Battling Mumps: Massive Vaccination Program Under Way

ByABC News
April 26, 2006, 2:28 PM

April 26, 2006 — -- At the epicenter of the mumps epidemic in Iowa, a massive effort to vaccinate 25,000 people is now under way.

"We're over 1,000 cases now, and we're not seeing a let up yet," said Dr. Patricia Quinlisk, medical director and state epidemiologist for the Iowa Department of Public Health.

Doctors in Iowa have diagnosed about 50 new cases a day and the outbreak -- the worst in 20 years -- has spread well beyond Iowa and into at least seven other states.

Many of those infected are college students.

"I figured I got the shots when I was a little kid, and it didn't matter anymore," said Angela Servais, who was waiting in line to be vaccinated at Iowa's Simpson College in Indianola.

Many 18- to 22-year-olds received only one of the two recommended doses of vaccine growing up, so Iowa health officials set up vaccination clinics at 32 campuses around the state, including one at Simpson College, where students are in the midst of taking final exams.

"It's been a stressful week, but what's one more thing on the list," said senior Tiffany Homan, rolling up the sleeve of her sweatshirt and grimacing at the prick of the needle. "I didn't know a lot about the mumps because I thought it was taken care of at such a young age."

Health officials say it is important to mobilize this mass immunization program before the end of the academic year.

"It's important to try to catch these kids before they leave campus here, in case they've been exposed, " said Gary Kendell, at Iowa's Wayne County Office of Emergency Management.

Mumps, spread by sneezing and coughing, causes swelling of the head and neck, and in some cases, the reproductive glands. It can spread quickly in close quarters like college dormitories, and those infected may not even realize they are spreading the disease. It is most contagious three days before symptoms occur until four days after symptoms have subsided.

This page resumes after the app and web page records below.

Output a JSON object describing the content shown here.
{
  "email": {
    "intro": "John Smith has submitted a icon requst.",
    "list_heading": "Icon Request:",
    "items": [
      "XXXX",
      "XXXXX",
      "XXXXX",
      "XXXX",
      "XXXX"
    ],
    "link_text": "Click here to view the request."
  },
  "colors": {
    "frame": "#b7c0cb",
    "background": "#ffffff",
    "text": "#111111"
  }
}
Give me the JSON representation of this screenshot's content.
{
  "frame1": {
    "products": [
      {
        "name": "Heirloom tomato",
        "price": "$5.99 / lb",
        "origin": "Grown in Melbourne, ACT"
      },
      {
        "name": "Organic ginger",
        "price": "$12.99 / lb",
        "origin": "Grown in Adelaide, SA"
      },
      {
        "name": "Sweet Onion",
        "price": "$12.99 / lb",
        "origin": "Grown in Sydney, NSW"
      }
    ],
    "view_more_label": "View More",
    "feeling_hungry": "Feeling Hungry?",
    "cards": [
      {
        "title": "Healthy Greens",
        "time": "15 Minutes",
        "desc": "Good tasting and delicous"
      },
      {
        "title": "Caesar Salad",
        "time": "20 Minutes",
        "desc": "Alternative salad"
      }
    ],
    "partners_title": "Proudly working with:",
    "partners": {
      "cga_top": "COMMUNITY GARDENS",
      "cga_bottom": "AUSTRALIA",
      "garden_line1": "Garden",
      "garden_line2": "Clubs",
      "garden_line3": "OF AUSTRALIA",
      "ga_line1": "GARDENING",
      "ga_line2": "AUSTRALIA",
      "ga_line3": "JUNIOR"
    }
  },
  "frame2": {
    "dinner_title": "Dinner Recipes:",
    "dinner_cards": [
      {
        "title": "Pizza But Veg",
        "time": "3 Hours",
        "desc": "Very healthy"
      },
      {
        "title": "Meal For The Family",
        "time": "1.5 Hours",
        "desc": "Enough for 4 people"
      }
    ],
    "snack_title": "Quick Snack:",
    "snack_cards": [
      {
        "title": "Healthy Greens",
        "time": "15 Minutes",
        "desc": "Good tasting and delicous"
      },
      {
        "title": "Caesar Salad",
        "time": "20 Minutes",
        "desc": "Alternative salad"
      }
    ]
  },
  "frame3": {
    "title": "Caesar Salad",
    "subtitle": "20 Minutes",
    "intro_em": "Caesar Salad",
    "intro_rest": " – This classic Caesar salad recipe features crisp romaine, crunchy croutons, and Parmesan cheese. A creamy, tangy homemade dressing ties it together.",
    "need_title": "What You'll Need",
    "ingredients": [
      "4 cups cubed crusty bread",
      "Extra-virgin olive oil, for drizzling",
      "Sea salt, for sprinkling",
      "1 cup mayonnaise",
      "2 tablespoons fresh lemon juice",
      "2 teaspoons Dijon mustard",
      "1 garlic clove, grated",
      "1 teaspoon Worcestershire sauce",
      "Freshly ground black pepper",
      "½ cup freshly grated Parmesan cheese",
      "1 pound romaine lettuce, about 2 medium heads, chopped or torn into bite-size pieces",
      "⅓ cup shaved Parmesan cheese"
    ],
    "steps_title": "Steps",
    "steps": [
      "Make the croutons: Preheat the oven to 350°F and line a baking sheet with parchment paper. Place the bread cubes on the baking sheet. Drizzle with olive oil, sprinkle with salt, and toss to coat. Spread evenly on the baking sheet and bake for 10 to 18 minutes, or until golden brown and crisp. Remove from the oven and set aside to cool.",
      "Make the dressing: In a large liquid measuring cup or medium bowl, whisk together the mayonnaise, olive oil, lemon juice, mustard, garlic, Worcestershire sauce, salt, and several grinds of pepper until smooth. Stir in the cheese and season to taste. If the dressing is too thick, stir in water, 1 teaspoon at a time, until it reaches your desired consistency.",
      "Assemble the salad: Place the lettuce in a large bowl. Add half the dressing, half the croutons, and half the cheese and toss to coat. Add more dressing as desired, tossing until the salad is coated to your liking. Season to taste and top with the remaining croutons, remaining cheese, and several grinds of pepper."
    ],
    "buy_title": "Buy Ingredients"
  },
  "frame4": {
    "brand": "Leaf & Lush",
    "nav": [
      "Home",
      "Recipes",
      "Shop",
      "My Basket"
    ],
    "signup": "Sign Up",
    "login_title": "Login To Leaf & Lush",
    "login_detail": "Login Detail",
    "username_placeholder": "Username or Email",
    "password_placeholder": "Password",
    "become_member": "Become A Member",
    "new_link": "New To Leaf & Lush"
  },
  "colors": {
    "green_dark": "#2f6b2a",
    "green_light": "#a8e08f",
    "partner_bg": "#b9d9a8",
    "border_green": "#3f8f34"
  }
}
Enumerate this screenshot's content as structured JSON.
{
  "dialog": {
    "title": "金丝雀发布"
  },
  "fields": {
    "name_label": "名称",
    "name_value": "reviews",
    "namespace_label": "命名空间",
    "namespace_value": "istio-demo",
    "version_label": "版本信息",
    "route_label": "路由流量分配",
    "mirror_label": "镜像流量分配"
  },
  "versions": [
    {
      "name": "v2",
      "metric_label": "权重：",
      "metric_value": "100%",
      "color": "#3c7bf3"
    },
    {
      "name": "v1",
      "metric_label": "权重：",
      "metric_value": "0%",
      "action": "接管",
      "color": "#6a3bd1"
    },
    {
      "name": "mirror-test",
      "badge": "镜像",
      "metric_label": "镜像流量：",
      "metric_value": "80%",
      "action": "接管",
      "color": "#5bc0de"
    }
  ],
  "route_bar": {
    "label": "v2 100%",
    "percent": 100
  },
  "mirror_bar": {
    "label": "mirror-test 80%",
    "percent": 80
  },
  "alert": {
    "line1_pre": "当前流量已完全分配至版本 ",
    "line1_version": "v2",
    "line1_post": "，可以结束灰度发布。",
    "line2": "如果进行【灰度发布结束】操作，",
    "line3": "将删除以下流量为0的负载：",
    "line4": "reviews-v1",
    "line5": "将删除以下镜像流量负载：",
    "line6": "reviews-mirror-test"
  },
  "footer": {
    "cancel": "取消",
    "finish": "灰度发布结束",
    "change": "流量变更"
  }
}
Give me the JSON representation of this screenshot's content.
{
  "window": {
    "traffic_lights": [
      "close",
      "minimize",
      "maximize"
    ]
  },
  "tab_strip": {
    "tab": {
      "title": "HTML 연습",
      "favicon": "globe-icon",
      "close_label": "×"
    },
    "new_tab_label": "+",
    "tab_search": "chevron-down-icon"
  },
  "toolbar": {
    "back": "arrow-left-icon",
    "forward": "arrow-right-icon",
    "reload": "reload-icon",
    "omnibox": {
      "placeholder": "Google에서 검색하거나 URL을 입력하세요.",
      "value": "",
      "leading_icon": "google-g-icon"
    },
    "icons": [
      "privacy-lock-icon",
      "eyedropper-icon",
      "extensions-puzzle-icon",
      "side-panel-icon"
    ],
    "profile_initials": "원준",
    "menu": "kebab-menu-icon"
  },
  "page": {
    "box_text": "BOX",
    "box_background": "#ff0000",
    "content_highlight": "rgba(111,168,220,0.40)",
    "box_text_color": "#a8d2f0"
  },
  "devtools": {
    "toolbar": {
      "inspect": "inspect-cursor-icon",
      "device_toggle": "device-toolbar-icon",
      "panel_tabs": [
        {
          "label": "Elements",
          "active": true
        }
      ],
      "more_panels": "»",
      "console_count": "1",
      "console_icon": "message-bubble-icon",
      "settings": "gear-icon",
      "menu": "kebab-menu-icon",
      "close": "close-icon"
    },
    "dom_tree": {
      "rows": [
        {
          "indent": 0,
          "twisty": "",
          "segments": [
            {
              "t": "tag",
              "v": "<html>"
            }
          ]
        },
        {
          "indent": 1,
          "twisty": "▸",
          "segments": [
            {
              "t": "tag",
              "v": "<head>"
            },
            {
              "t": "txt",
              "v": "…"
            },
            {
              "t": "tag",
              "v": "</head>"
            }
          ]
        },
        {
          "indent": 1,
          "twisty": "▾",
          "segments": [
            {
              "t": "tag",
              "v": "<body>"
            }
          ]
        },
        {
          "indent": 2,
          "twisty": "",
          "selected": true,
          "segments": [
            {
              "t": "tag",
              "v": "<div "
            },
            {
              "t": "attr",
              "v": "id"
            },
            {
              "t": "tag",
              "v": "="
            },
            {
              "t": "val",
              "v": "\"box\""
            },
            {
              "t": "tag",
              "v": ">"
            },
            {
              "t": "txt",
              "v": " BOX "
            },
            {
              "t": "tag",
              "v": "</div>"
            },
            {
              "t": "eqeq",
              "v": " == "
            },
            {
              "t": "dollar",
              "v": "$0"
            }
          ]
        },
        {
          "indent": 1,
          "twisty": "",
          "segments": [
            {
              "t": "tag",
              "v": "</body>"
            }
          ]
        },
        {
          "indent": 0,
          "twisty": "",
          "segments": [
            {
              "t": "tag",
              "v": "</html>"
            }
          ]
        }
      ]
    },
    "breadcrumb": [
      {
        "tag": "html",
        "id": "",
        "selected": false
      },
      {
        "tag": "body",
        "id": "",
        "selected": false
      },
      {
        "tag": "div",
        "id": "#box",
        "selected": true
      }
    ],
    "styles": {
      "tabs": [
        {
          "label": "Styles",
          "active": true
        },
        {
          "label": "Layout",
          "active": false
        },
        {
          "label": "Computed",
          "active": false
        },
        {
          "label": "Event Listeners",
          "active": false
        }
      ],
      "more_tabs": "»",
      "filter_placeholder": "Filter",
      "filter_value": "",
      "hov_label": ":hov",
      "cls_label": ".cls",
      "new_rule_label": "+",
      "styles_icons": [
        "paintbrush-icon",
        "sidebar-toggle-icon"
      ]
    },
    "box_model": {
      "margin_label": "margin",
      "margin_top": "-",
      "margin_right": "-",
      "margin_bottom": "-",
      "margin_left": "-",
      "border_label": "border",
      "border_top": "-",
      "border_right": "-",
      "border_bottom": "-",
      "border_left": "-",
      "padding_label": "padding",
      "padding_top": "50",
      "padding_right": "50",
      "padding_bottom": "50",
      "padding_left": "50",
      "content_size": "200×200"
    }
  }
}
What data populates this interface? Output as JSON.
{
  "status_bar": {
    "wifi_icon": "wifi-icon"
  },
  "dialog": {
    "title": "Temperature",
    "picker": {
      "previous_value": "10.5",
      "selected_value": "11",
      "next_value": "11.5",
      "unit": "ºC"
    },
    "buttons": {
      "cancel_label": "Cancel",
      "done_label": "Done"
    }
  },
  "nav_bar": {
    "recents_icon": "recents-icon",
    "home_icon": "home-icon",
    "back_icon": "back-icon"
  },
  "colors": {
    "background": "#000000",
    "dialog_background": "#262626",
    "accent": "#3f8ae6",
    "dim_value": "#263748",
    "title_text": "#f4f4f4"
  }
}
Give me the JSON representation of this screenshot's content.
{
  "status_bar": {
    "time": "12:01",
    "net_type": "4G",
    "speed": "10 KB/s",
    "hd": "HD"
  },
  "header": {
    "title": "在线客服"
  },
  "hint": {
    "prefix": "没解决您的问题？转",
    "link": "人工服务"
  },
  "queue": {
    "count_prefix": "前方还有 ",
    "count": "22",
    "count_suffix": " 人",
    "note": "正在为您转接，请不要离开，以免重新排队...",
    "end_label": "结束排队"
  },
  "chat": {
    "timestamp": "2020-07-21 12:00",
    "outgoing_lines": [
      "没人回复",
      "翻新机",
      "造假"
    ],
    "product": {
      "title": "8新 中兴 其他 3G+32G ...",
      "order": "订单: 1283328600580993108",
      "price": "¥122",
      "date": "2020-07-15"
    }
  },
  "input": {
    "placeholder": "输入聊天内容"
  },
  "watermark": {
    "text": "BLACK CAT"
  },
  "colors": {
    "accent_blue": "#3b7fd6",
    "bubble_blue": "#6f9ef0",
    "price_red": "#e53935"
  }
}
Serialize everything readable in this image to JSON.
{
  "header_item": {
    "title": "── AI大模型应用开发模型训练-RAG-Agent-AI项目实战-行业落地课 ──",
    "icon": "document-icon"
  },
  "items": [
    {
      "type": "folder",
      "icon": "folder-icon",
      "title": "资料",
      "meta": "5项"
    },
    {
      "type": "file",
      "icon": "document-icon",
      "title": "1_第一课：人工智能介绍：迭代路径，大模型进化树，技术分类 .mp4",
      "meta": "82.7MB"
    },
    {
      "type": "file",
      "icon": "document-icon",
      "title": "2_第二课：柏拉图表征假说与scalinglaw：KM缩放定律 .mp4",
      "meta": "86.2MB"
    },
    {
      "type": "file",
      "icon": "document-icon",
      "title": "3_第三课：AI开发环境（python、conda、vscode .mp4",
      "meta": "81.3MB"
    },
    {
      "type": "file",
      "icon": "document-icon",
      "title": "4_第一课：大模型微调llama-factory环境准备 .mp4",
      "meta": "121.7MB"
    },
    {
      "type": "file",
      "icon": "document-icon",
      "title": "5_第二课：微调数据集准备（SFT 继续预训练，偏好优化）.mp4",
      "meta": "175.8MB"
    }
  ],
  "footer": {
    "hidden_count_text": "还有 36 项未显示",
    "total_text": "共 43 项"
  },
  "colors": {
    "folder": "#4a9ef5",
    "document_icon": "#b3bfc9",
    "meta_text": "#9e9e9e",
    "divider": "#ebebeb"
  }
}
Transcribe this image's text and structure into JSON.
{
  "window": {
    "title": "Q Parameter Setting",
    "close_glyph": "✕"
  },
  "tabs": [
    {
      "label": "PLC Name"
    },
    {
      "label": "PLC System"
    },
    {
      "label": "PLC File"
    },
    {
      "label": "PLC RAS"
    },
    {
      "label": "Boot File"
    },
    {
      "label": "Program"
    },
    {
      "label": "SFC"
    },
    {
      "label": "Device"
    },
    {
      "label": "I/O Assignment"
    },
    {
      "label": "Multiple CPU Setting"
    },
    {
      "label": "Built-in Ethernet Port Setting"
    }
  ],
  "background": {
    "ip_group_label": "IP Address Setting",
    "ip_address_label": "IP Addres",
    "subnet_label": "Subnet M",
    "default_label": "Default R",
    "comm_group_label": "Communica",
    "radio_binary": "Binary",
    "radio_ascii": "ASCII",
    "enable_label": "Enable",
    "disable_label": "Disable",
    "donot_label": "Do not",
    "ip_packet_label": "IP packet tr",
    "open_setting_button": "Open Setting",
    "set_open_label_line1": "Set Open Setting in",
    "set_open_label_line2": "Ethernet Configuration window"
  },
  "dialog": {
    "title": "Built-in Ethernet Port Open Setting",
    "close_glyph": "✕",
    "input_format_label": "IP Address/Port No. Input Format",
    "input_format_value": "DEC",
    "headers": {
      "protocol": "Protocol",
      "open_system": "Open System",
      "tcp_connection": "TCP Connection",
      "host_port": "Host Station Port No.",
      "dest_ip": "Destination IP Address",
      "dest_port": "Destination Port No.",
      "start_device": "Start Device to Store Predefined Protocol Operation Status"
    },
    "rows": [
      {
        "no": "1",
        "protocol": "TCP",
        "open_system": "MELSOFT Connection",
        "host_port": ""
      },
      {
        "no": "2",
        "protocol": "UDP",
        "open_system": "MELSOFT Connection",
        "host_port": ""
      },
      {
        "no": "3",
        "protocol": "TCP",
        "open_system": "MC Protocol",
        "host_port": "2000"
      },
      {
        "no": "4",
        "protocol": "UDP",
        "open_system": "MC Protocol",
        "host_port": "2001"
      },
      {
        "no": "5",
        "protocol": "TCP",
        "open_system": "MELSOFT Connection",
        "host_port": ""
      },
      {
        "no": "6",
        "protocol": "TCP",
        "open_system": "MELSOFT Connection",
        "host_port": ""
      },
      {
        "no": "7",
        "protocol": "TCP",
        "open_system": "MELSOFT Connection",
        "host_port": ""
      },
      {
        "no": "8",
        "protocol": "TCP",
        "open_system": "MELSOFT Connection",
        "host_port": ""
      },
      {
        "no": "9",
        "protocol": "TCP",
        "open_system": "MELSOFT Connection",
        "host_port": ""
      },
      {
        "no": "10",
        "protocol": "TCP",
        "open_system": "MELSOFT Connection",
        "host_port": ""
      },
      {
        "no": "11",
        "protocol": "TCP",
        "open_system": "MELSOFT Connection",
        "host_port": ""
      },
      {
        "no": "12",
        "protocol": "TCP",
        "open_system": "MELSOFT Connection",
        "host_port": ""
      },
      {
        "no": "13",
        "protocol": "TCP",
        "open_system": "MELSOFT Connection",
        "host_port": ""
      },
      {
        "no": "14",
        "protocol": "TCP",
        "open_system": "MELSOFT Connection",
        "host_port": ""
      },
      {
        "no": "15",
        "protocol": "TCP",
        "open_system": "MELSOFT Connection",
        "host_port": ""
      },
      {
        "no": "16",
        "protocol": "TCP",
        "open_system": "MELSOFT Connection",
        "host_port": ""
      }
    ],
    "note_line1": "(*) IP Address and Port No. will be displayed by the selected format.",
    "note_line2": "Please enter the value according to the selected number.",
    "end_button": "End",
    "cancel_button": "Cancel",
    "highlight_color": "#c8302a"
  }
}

"Any time you get human beings all together, you have the potential for a lot of diseases to spread," Quinlisk said.